I’ll cop right here to being a mad Nick Hornby fan (his book High Fidelity became an awfully good John Cusack movie, and it’s possible it helped at least one forty-something writer make a life-altering decision about family and commitment).
And A Long Way Down was that rarest of multi-perspective books (one that made sense to the reader), and I regularly curse myself for not having read Juliet, Naked yet.
The new “The Talks” interview site talks to Hornby about writing and his work, where he makes a potent observation about confidence and writer’s block:
Do you sometimes feel pressure that your next book has to be better than the one you wrote before?
I think that writer’s block is a matter of confidence. I think that the daily struggle of a writer is to keep up one’s confidence, because you lose a sense of perspective, especially if you’re working on a longer project where you cannot show anybody anything for quite some time. It’s only you telling yourself that maybe somebody will want to read this. I haven’t been “blocked” but I certainly understand how it happens and why it happens.
When starting a new copywriting project, I sometimes feel I’m competing with every other ad/blog post/email program extant, which is a good recipe for freezing yourself solid.

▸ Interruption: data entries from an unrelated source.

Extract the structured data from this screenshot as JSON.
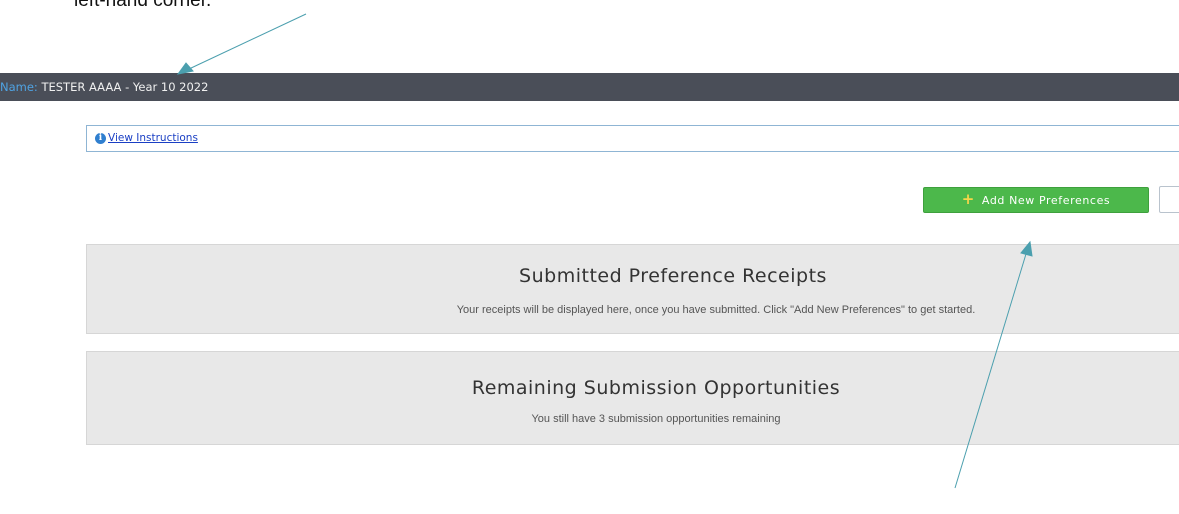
{
  "caption": "left-hand corner.",
  "topbar": {
    "name_label": "Name:",
    "name_value": " TESTER AAAA - Year 10 2022"
  },
  "instructions": {
    "link_label": "View Instructions",
    "icon": "info-icon"
  },
  "add_button": {
    "label": "Add New Preferences",
    "icon": "plus-icon"
  },
  "receipts": {
    "title": "Submitted Preference Receipts",
    "text": "Your receipts will be displayed here, once you have submitted. Click \"Add New Preferences\" to get started."
  },
  "remaining": {
    "title": "Remaining Submission Opportunities",
    "text": "You still have 3 submission opportunities remaining"
  },
  "colors": {
    "topbar": "#4a4e58",
    "accent_green": "#4cb84b",
    "arrow": "#4b9fae",
    "panel": "#e8e8e8"
  }
}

Not the best place to start.
Hornby is on my list of Five Writers I’d Really Like to Share a Beer With (that list is a work in progress), and while he might not make yours, you can probably still spare a minute to read the interview.